In the wake of the Black Lives Matter protests throughout the world, we wanted to celebrate the achievements of black conservationists all over the world. It’s vital to showcase and amplify all the great things they’ve done over the years and point out how vital they are to the community.
The effects of the COVID-19 pandemic on the hospitality industry in Canada have been catastrophic, with revenues per available room plunging as much as 97 percent by the first week of April. But as restrictions loosen, turning green may help these businesses regain their hold on the global economy.

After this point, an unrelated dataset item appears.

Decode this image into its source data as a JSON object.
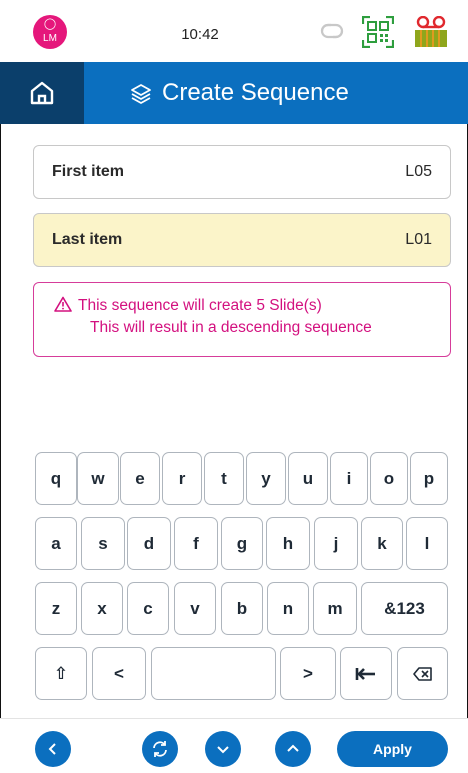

There is no doubt that the youth of our nation are taking global issues more seriously than generations before them (and/while actively working to mitigate such issues). Many young activists, like those featured in The Starfish Canada’s Top 25 Environmentalists Under 25, are leading by example and shaping the path of how Canada will respond to the environmental crisis and other global challenges.
Chief Seattle once said that the “[Indigenous people] do not inherit the land from [their] ancestors, [they] borrow it from [their] children.” The land creates livelihood and in turn, the people sustain the land. Many Indigenous cultures do not exploit the land for economic gain. The Assembly of First Nations affirms that Indigenous peoples “have not traditionally considered the environment as a resource.” Their land-use methods rarely cause large-scale environmental impact.
As COVID-19 dominates our global discourse, unprecedented changes are in urban infrastructure. Some major cities in the world like Milan, Bogota, and Brussels, are converting a significant part of their roads to more extensive walkways and cycling paths. Additional cycling lanes have been built quickly while France is offering free cycling lessons and €50 to its residents for repairing their bikes. London, being a bustling capital city in the world, has recently started the “largest car-free initiative”.
If you are an aspiring environmentalist currently in high school (or maybe even middle school) and are interested in pursuing environment-focused studies, you may be wondering about possible post-secondary programs available to you. A degree centred around environmental studies will provide the education and skillset required for career paths in environmental public policy, conservation work, and environmental consulting. Many universities across Canada offer reputable programs centred around environmental studies and sciences.
The food we eat is one of the largest producers of greenhouse gases in the world. Globally, it’s equivalent to tailpipe emissions from every vehicle on earth. That’s just livestock production. It’s not even counting methane emissions from food waste or plant production. What we eat and how we make it has a huge impact on the environment, which is why there’s been a surge in organic and sustainably grown foods in our markets.
Microfibers, a form of microplastics, are microscopic pieces of plastic that separate from synthetic clothing when they are washed, go down the drain into surrounding water systems, including local rivers, lakes, and ultimately, the ocean. The explosive expansion of the fast fashion industry in the early 2000s has led to widespread overconsumption, waste, environmental pollution, and now something much smaller to the human eye, microfiber pollution.
Nature has always been there for us. A calm, healing environment that never withers, never loses patience, and always charges our emotional batteries. For people who needed to calm their thoughts, a quiet walk in a garden was seen as therapeutic. When we can’t go and meet our friends, the big tree in the park stands stoically. When we can’t go and tend to our elders, the big blue ocean crests gently reminding us of its depth and potential.
Situated on the northwest coast of British Columbia, Turtle Island, the archipelago of Haida Gwaii has remained free of COVID-19 cases. Translating to “Islands of the People” or Xaadaa Gwaay and Xaaydaga Gwaay.yaay in Haida/ Xaat Kíl/ Xaayda Kil the ancestral language of the Haida Peoples, the collective islands that make up Haida Gwaii extend for nearly 250 kilometers from its southern to the northern tip.